§ DATA SUPPLIED:
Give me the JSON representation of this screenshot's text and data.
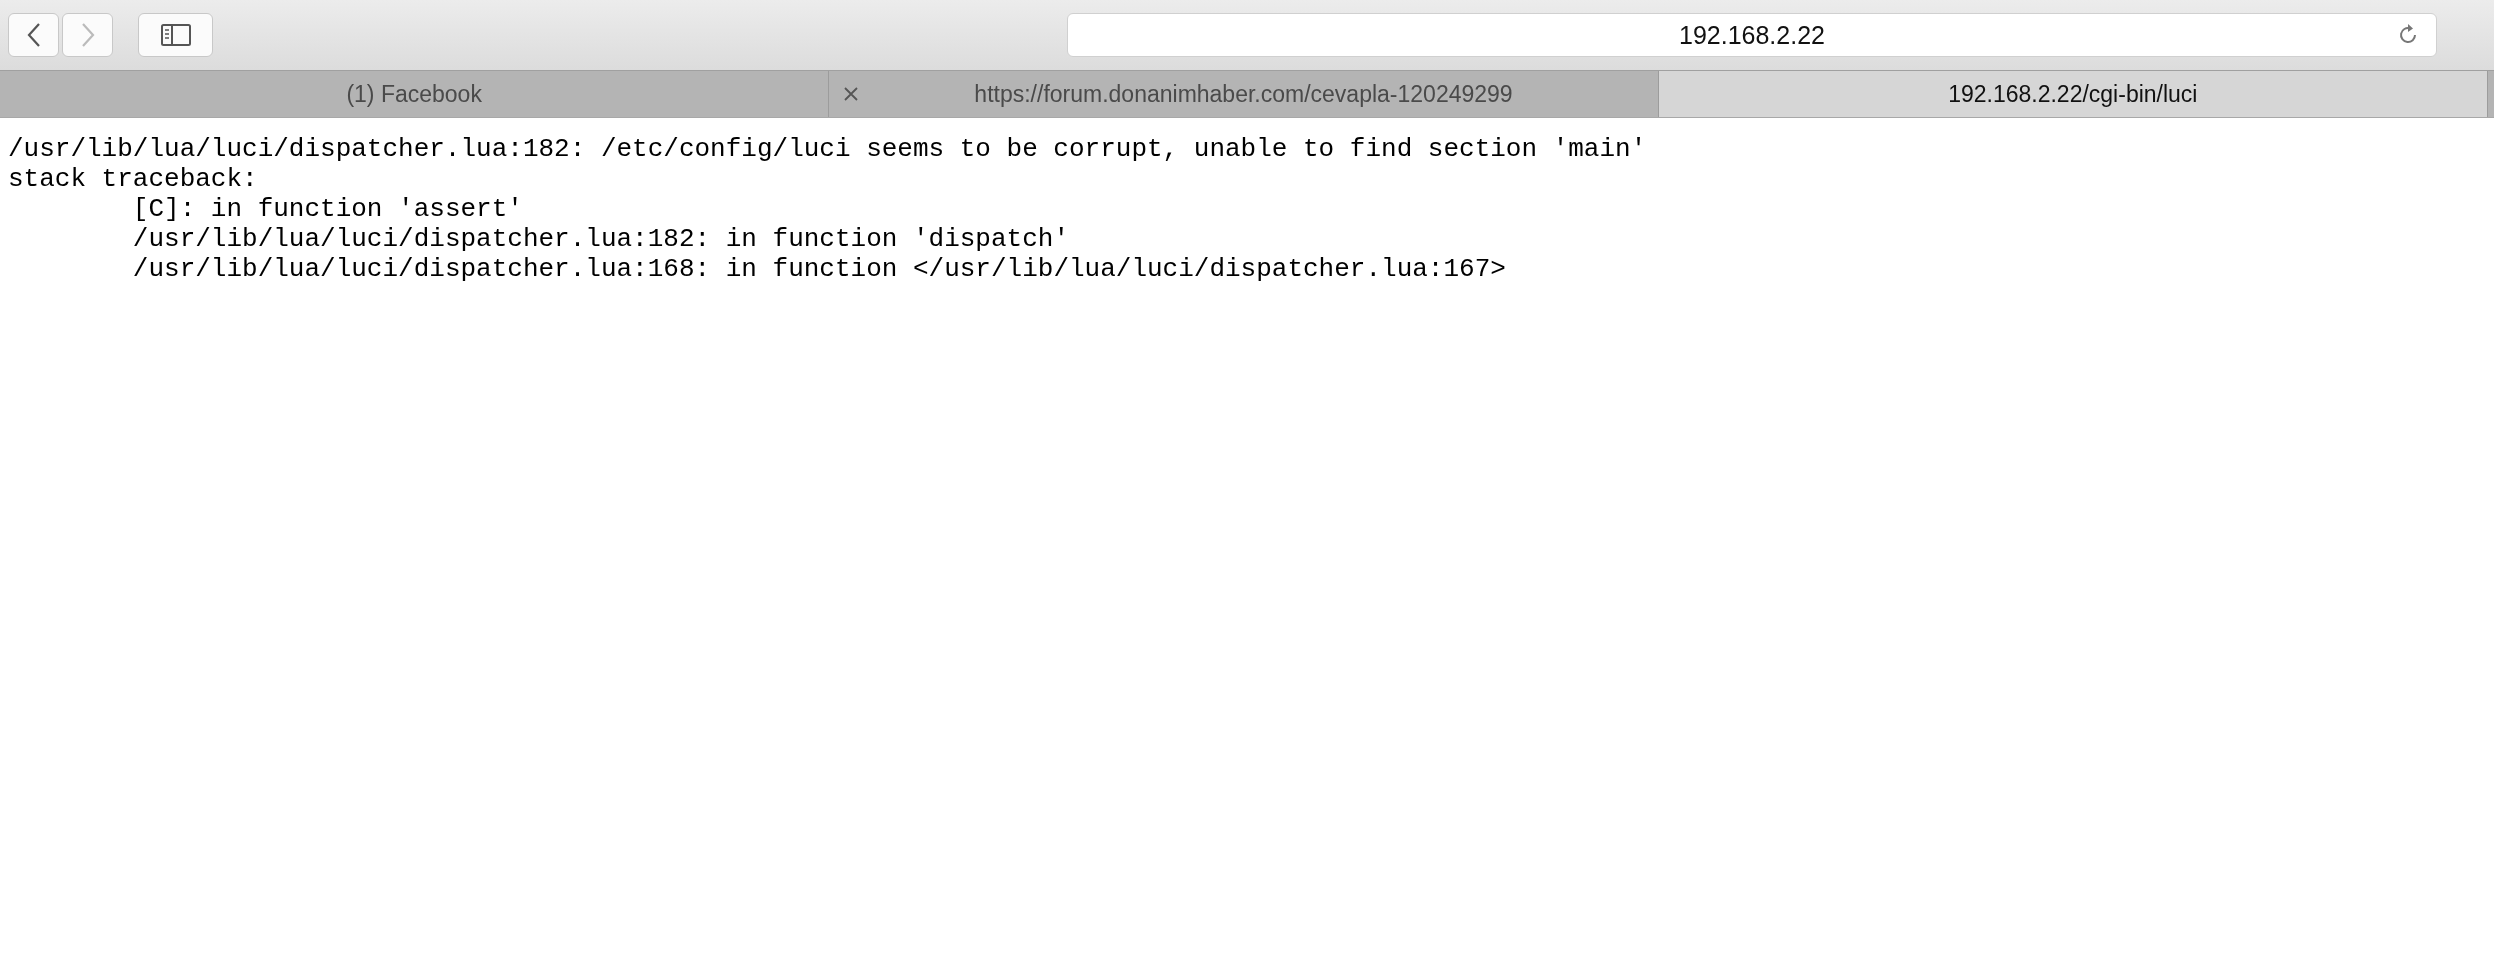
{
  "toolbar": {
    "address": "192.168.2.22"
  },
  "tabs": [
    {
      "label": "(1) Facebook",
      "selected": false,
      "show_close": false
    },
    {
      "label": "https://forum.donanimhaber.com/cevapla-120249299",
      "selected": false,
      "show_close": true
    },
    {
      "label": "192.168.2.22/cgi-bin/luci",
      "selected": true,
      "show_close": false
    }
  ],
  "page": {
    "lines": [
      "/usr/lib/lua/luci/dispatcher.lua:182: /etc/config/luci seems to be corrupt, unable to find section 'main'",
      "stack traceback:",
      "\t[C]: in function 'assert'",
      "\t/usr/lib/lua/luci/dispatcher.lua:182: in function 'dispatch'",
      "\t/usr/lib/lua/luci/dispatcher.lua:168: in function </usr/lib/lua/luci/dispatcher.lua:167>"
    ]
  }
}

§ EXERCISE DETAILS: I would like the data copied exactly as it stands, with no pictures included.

§ RESPONSE AREA:
Give me the JSON representation of this screenshot's text and data.
{
  "toolbar": {
    "address": "192.168.2.22"
  },
  "tabs": [
    {
      "label": "(1) Facebook",
      "selected": false,
      "show_close": false
    },
    {
      "label": "https://forum.donanimhaber.com/cevapla-120249299",
      "selected": false,
      "show_close": true
    },
    {
      "label": "192.168.2.22/cgi-bin/luci",
      "selected": true,
      "show_close": false
    }
  ],
  "page": {
    "lines": [
      "/usr/lib/lua/luci/dispatcher.lua:182: /etc/config/luci seems to be corrupt, unable to find section 'main'",
      "stack traceback:",
      "\t[C]: in function 'assert'",
      "\t/usr/lib/lua/luci/dispatcher.lua:182: in function 'dispatch'",
      "\t/usr/lib/lua/luci/dispatcher.lua:168: in function </usr/lib/lua/luci/dispatcher.lua:167>"
    ]
  }
}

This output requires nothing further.